Nothing in the records may be changed; retype them in full.

**AVAILABLE RECORDS**:
•••
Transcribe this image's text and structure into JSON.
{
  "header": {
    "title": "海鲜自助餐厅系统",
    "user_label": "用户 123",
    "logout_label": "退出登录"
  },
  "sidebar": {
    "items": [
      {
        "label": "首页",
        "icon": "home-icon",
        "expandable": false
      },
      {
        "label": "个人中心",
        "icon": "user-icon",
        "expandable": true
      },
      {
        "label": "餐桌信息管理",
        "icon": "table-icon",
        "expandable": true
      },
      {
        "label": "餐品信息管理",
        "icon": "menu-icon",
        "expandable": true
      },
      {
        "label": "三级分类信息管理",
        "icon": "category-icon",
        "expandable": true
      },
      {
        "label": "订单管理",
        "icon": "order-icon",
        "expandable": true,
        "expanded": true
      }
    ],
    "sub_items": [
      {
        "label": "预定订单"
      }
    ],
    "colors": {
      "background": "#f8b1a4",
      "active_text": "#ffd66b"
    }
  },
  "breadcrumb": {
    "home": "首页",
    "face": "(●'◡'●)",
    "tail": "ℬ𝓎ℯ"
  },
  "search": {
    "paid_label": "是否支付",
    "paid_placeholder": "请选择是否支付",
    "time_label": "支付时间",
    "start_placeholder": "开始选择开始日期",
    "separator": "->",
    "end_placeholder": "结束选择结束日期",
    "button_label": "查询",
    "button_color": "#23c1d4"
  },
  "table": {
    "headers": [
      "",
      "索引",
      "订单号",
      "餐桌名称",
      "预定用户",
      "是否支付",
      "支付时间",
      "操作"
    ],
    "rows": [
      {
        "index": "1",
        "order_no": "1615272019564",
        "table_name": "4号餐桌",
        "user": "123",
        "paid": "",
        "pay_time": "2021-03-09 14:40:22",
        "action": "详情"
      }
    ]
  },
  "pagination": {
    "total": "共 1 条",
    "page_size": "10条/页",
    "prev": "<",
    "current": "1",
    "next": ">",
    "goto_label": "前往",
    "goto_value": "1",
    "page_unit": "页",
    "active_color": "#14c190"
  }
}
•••
**TASK OUTPUT**:
Transcribe this image's text and structure into JSON.
{
  "header": {
    "title": "海鲜自助餐厅系统",
    "user_label": "用户 123",
    "logout_label": "退出登录"
  },
  "sidebar": {
    "items": [
      {
        "label": "首页",
        "icon": "home-icon",
        "expandable": false
      },
      {
        "label": "个人中心",
        "icon": "user-icon",
        "expandable": true
      },
      {
        "label": "餐桌信息管理",
        "icon": "table-icon",
        "expandable": true
      },
      {
        "label": "餐品信息管理",
        "icon": "menu-icon",
        "expandable": true
      },
      {
        "label": "三级分类信息管理",
        "icon": "category-icon",
        "expandable": true
      },
      {
        "label": "订单管理",
        "icon": "order-icon",
        "expandable": true,
        "expanded": true
      }
    ],
    "sub_items": [
      {
        "label": "预定订单"
      }
    ],
    "colors": {
      "background": "#f8b1a4",
      "active_text": "#ffd66b"
    }
  },
  "breadcrumb": {
    "home": "首页",
    "face": "(●'◡'●)",
    "tail": "ℬ𝓎ℯ"
  },
  "search": {
    "paid_label": "是否支付",
    "paid_placeholder": "请选择是否支付",
    "time_label": "支付时间",
    "start_placeholder": "开始选择开始日期",
    "separator": "->",
    "end_placeholder": "结束选择结束日期",
    "button_label": "查询",
    "button_color": "#23c1d4"
  },
  "table": {
    "headers": [
      "",
      "索引",
      "订单号",
      "餐桌名称",
      "预定用户",
      "是否支付",
      "支付时间",
      "操作"
    ],
    "rows": [
      {
        "index": "1",
        "order_no": "1615272019564",
        "table_name": "4号餐桌",
        "user": "123",
        "paid": "",
        "pay_time": "2021-03-09 14:40:22",
        "action": "详情"
      }
    ]
  },
  "pagination": {
    "total": "共 1 条",
    "page_size": "10条/页",
    "prev": "<",
    "current": "1",
    "next": ">",
    "goto_label": "前往",
    "goto_value": "1",
    "page_unit": "页",
    "active_color": "#14c190"
  }
}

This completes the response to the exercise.